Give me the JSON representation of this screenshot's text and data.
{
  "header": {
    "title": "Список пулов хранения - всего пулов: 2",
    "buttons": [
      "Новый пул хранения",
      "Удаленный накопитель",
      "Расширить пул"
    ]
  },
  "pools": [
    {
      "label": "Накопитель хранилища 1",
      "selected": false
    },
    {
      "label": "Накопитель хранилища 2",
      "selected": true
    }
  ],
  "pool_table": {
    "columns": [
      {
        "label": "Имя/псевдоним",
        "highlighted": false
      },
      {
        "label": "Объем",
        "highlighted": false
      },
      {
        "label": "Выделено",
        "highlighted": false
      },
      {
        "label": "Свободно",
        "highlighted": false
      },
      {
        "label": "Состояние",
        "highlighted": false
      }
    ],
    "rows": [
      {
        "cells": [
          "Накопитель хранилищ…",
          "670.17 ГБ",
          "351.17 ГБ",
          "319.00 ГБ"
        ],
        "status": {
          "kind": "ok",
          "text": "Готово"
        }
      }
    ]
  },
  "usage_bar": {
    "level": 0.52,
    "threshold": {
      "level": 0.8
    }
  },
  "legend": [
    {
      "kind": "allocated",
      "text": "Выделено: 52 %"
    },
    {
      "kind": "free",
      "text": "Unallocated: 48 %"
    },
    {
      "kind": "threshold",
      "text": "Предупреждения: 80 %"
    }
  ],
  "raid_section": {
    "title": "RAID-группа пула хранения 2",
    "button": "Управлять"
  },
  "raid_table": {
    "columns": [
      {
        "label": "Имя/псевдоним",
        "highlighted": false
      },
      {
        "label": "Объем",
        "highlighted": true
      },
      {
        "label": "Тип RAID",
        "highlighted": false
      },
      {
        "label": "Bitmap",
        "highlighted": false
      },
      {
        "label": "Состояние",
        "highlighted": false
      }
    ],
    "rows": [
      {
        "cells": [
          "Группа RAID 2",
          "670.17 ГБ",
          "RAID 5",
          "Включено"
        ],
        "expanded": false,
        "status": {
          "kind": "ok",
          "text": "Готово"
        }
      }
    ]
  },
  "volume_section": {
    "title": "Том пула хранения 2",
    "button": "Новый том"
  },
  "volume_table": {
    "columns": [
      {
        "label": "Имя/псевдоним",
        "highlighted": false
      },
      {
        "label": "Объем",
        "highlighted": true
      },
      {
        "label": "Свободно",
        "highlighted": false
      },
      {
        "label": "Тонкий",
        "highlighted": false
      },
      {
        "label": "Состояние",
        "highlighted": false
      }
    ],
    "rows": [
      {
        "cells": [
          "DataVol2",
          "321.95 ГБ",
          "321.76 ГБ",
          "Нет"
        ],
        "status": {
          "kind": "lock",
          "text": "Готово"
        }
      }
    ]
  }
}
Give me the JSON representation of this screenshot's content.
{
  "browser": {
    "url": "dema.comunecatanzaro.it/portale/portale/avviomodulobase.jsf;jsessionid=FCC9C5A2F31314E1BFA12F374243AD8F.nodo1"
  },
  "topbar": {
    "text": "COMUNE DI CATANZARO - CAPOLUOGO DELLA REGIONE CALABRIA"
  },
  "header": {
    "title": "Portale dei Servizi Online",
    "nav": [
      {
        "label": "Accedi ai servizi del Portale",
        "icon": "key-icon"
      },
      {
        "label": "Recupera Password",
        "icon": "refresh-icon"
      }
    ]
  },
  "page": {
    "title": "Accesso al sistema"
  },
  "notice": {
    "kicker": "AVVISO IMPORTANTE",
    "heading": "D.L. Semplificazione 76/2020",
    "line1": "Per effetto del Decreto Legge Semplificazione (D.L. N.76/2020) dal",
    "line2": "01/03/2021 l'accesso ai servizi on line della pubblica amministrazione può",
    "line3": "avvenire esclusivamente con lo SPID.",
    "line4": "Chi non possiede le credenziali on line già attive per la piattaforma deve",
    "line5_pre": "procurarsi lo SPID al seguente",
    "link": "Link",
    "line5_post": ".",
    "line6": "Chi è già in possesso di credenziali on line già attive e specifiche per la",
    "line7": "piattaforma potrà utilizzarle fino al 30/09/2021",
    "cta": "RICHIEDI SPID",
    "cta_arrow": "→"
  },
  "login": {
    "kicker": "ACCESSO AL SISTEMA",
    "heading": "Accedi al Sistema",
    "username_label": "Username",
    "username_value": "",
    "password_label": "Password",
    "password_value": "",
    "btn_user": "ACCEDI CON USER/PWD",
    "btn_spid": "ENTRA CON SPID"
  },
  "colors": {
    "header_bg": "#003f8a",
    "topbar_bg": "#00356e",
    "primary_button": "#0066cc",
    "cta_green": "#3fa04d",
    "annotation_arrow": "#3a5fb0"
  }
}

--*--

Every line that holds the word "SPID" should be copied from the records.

*EXERCISE OUTPUT*.
    "line3": "avvenire esclusivamente con lo SPID.",
    "line5_pre": "procurarsi lo SPID al seguente",
    "cta": "RICHIEDI SPID",
    "btn_spid": "ENTRA CON SPID"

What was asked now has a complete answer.